== TASK ==
Give the number of lines in the data below where the string "Plus" occurs, and nothing else.

== AVAILABLE DATA ==
····················
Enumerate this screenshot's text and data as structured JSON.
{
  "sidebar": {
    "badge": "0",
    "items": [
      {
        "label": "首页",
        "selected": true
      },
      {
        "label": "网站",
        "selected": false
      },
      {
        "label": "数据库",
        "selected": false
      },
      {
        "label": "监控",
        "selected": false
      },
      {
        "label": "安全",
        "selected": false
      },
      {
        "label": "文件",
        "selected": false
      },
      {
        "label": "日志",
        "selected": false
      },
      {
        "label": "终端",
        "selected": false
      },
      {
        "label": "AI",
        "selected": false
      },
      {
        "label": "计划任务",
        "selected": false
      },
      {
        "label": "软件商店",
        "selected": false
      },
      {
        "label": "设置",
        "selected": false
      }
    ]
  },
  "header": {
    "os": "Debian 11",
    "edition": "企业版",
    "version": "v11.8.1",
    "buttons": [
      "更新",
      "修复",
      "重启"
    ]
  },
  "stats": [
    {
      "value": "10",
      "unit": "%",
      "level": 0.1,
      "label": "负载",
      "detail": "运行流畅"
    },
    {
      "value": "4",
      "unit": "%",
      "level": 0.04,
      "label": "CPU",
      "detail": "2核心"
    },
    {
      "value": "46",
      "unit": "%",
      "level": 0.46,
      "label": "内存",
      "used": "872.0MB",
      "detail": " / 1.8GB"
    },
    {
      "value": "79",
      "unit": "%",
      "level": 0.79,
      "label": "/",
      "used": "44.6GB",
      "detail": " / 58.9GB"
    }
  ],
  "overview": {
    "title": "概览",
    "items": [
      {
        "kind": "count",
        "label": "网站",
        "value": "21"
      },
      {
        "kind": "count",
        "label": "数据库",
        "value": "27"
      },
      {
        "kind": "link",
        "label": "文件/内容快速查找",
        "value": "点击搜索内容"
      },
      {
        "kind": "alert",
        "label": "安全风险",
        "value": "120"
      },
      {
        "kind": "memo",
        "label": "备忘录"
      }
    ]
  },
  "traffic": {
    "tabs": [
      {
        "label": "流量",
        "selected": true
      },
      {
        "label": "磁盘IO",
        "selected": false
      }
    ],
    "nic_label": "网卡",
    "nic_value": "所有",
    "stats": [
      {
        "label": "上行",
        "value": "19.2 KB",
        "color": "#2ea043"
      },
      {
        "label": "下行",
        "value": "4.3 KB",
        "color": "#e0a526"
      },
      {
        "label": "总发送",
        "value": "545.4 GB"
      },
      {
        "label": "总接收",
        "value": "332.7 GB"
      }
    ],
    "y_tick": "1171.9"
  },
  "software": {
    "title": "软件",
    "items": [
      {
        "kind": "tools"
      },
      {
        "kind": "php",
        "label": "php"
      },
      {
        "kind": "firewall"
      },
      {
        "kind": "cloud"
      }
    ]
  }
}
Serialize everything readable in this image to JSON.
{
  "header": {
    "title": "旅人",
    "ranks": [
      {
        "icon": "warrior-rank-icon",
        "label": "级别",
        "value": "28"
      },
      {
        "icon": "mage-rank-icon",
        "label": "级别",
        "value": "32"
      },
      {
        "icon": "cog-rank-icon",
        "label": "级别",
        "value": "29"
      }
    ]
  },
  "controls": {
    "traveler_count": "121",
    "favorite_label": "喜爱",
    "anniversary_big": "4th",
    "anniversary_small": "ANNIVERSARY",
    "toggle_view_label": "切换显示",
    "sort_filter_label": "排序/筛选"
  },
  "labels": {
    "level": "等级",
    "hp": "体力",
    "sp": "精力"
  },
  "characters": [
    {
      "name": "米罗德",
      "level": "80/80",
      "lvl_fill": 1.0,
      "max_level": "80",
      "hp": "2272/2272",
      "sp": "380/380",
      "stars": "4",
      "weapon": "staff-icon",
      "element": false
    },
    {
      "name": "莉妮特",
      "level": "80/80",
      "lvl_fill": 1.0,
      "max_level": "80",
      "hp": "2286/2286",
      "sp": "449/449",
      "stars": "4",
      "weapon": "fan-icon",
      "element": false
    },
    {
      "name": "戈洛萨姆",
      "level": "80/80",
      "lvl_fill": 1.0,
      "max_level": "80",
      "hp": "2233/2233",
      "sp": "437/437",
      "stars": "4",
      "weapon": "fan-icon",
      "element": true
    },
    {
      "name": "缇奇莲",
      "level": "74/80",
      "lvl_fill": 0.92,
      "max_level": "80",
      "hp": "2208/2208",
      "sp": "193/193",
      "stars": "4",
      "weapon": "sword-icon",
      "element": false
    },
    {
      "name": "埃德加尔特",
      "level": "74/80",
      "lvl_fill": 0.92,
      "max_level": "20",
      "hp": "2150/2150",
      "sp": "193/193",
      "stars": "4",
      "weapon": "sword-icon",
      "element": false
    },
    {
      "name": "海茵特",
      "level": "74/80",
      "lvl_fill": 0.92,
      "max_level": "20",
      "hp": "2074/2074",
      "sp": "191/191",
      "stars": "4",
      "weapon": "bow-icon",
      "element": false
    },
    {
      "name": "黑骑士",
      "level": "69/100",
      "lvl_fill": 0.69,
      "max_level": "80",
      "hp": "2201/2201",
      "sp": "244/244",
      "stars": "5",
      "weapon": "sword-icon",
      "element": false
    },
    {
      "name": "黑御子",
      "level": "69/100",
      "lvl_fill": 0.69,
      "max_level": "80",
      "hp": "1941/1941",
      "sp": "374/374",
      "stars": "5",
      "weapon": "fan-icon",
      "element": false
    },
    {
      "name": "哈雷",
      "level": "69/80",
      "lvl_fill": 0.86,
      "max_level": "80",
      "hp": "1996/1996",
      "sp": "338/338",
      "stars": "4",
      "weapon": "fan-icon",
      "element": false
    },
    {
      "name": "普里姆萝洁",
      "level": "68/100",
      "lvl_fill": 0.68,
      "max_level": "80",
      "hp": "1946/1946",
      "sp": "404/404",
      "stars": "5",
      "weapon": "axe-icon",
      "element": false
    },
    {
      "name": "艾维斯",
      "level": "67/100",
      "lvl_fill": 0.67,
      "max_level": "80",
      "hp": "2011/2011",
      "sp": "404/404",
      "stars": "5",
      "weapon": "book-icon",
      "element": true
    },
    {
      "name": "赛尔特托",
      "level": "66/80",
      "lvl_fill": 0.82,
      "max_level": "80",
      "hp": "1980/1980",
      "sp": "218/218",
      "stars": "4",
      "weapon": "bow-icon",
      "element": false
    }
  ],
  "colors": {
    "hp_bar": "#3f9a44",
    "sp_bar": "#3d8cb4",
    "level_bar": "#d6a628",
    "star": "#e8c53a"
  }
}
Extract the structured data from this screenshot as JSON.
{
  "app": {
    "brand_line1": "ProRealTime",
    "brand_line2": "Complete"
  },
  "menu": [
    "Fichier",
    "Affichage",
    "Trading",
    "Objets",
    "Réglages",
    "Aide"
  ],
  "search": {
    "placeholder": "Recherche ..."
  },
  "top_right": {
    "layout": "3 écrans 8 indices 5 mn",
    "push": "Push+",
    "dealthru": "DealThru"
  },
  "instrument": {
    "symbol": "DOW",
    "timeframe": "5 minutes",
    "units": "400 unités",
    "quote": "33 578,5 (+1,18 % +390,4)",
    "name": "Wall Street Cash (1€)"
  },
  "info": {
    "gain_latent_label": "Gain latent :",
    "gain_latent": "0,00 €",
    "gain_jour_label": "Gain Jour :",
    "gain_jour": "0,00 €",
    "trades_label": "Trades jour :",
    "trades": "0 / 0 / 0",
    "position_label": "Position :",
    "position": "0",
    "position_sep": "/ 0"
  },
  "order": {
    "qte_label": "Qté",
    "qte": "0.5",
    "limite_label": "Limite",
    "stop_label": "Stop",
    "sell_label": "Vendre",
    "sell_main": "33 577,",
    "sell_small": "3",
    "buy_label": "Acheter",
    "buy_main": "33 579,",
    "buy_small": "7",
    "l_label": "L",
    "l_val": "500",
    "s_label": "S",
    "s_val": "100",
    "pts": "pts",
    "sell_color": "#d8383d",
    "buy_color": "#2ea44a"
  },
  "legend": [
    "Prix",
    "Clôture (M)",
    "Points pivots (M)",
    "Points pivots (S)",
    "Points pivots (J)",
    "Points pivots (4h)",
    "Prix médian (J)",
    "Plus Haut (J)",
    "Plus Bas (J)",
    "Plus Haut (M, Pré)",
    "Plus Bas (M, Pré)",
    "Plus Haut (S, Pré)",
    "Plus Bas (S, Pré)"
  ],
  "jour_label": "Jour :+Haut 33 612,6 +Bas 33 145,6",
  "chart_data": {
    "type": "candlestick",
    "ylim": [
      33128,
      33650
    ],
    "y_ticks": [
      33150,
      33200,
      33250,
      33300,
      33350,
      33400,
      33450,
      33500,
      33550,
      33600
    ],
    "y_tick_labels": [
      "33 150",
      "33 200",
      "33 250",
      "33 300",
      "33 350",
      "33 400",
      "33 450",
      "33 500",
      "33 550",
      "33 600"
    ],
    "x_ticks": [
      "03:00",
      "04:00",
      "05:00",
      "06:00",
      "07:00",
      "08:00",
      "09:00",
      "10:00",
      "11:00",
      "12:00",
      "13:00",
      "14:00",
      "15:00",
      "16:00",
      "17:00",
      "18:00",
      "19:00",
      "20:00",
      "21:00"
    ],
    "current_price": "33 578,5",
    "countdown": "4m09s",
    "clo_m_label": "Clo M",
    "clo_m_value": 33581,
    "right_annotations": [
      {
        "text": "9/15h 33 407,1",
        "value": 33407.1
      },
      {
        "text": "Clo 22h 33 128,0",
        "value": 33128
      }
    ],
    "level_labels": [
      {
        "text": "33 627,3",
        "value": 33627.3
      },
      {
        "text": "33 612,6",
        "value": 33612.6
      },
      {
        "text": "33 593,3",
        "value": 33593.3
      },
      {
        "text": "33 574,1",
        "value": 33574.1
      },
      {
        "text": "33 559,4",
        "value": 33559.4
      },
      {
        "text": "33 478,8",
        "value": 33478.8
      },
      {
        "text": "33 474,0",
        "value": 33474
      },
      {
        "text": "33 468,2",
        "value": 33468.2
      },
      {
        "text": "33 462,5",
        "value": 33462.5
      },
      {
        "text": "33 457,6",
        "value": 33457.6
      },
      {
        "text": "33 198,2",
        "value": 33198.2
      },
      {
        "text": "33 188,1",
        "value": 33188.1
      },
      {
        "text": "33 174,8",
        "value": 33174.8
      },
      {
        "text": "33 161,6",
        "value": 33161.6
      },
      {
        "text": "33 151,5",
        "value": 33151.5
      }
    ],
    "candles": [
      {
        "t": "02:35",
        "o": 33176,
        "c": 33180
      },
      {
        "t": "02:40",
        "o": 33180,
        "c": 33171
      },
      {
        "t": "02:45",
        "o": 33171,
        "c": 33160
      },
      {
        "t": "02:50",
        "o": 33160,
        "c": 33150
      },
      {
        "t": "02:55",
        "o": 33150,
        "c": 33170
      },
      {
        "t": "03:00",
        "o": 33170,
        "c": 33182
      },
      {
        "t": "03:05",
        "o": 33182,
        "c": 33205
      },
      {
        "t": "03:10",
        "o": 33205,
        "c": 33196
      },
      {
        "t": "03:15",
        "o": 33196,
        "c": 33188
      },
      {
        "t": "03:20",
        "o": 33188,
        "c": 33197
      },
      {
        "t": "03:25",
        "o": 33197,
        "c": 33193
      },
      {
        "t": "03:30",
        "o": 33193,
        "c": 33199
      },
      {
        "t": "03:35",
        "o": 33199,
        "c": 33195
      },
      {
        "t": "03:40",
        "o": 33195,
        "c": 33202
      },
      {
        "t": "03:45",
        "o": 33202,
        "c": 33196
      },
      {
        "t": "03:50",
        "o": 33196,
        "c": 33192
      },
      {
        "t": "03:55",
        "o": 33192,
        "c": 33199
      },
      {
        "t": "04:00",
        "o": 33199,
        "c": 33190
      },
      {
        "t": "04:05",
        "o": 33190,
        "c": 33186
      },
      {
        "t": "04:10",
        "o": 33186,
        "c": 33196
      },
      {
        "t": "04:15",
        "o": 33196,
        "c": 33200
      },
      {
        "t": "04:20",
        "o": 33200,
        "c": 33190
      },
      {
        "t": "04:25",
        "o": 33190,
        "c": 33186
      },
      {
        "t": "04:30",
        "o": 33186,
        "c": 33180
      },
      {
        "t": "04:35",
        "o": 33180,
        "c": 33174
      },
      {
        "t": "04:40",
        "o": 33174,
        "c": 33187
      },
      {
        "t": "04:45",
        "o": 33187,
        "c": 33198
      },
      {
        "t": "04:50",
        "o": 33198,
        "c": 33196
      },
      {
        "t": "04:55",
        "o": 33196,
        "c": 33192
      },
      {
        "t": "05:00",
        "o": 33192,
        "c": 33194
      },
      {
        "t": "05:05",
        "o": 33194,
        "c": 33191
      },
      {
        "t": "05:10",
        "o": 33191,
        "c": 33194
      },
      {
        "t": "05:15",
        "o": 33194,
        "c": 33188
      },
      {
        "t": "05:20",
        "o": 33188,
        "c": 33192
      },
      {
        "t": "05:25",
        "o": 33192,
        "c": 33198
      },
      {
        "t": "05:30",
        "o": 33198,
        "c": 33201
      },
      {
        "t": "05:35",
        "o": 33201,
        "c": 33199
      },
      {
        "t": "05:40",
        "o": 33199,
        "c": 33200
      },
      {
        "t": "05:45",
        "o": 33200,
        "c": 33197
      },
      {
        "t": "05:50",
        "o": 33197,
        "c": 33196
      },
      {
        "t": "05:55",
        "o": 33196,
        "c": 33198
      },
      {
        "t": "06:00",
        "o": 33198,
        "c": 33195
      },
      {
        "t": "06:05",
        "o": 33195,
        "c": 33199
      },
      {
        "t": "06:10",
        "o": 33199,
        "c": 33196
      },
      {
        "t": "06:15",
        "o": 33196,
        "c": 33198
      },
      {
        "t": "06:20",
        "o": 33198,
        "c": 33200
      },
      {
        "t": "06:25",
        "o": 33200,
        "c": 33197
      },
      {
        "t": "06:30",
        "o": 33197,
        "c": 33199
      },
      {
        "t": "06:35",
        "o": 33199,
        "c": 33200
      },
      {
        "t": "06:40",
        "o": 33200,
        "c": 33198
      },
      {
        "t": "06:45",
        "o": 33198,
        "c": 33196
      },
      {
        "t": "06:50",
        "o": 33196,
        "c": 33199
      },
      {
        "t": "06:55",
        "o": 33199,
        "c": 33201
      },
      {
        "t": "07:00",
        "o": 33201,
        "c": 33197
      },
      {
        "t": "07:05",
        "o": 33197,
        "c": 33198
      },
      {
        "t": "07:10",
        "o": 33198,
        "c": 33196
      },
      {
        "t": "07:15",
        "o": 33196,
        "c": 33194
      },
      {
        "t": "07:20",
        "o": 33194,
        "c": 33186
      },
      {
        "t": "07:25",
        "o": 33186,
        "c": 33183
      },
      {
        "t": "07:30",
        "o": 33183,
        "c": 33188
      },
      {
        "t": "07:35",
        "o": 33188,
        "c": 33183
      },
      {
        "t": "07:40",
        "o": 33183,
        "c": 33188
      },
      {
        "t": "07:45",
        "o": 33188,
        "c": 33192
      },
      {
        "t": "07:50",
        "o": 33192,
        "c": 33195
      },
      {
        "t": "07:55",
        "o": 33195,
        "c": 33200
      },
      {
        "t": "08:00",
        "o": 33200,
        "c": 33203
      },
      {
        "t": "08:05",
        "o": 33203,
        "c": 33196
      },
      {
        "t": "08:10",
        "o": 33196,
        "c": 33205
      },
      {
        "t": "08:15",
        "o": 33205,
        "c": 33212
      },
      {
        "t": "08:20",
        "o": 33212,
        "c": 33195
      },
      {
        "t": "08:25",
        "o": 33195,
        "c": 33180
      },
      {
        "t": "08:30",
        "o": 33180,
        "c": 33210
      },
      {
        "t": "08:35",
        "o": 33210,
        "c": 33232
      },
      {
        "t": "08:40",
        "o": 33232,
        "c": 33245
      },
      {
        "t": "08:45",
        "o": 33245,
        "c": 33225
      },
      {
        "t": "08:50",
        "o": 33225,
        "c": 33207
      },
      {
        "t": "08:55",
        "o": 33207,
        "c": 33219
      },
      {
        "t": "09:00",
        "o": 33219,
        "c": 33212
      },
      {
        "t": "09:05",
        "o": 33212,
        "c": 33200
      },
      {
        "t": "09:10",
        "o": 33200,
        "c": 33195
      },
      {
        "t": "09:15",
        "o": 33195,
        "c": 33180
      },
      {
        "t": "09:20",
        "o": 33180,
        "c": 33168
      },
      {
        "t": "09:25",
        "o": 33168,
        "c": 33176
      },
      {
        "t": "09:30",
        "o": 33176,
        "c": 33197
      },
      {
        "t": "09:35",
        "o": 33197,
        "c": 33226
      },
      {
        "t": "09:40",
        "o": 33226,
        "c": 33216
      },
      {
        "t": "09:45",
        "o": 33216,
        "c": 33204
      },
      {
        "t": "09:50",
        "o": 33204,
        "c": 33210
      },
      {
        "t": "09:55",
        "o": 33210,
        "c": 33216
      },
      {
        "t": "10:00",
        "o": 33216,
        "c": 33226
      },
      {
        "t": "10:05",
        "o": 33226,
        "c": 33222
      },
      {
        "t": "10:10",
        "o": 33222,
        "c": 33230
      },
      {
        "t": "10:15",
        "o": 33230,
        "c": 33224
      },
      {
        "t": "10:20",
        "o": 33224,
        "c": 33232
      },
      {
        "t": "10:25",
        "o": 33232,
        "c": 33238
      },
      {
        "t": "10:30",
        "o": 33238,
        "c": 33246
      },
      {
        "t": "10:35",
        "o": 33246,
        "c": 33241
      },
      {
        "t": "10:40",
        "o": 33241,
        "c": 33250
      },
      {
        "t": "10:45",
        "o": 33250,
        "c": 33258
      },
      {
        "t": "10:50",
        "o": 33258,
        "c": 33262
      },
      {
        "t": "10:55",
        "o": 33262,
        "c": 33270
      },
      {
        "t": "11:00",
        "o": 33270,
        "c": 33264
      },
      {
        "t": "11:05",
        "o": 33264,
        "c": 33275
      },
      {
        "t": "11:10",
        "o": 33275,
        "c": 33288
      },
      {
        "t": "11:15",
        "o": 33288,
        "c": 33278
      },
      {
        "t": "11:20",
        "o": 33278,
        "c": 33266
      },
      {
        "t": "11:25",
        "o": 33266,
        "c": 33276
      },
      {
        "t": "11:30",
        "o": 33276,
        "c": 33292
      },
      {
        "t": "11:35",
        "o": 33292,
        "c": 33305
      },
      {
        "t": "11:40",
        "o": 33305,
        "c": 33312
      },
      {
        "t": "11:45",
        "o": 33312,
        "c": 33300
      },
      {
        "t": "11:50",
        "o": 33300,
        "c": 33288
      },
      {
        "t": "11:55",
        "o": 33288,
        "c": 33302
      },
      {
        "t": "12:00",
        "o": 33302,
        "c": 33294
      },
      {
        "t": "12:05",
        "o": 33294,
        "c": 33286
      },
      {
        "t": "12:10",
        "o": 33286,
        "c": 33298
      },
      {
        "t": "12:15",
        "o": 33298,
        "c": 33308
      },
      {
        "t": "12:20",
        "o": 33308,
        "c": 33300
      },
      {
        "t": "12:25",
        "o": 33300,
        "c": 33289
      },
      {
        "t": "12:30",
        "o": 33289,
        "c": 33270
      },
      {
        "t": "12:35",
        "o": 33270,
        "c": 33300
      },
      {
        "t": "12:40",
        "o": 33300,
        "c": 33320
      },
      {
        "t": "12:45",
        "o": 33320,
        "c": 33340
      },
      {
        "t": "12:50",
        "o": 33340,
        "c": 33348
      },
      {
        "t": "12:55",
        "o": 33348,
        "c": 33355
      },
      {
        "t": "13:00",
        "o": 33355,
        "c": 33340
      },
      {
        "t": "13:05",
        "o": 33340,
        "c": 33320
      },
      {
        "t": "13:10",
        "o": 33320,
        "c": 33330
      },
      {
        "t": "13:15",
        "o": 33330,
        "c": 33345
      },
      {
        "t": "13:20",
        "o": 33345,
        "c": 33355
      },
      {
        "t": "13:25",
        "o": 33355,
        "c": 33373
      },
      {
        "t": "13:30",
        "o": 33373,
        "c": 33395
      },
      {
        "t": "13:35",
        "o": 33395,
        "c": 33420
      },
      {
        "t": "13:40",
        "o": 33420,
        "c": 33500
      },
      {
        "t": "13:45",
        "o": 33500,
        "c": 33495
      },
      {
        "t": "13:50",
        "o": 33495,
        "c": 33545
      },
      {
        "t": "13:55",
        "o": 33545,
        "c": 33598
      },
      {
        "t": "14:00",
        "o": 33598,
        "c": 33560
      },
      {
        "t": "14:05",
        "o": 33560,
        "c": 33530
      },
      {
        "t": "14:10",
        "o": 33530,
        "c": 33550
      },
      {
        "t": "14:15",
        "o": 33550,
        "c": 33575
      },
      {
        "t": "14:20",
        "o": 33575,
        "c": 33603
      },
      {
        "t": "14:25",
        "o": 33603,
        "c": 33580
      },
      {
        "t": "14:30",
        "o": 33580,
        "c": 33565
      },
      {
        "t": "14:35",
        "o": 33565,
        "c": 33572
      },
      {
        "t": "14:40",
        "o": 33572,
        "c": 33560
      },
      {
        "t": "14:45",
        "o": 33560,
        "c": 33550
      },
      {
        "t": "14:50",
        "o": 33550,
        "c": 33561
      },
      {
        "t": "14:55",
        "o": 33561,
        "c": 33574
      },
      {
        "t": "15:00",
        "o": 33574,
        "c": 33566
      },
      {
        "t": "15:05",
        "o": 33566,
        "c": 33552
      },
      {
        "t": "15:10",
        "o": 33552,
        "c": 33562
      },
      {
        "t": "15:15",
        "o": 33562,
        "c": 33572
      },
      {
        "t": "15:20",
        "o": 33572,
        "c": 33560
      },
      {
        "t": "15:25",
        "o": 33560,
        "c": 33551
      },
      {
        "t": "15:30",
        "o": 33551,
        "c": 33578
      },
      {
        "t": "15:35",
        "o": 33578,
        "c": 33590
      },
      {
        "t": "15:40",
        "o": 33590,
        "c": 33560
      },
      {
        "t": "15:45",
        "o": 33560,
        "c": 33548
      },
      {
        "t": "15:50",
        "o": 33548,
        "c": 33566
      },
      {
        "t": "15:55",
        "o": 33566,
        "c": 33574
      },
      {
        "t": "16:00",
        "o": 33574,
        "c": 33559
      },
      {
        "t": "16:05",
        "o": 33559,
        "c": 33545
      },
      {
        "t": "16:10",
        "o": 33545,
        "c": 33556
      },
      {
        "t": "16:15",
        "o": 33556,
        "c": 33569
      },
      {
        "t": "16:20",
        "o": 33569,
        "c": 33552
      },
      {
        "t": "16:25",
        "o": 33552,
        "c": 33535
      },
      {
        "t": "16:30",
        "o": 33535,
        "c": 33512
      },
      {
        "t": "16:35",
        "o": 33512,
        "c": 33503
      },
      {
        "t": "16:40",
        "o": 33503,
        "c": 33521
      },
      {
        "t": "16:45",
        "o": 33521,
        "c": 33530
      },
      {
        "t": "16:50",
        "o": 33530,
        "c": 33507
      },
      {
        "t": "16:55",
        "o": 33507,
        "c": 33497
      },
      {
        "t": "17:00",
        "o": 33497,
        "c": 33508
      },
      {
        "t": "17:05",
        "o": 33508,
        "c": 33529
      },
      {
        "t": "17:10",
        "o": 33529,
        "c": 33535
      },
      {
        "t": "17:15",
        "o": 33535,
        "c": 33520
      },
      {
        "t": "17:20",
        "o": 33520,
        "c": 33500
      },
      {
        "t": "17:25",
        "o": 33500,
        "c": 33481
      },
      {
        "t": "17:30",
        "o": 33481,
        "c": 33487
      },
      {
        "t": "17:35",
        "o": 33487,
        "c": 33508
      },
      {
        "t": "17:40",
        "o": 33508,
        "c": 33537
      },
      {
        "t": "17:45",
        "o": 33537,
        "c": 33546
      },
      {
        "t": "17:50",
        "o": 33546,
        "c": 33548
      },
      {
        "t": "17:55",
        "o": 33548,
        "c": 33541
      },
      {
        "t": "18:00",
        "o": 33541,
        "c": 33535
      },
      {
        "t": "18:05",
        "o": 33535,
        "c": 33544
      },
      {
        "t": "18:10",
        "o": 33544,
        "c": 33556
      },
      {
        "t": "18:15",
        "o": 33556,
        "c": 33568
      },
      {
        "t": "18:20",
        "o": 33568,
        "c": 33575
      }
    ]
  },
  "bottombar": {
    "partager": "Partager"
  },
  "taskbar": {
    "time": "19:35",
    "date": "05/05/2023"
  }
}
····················
== EXPECTED ANSWER ==
6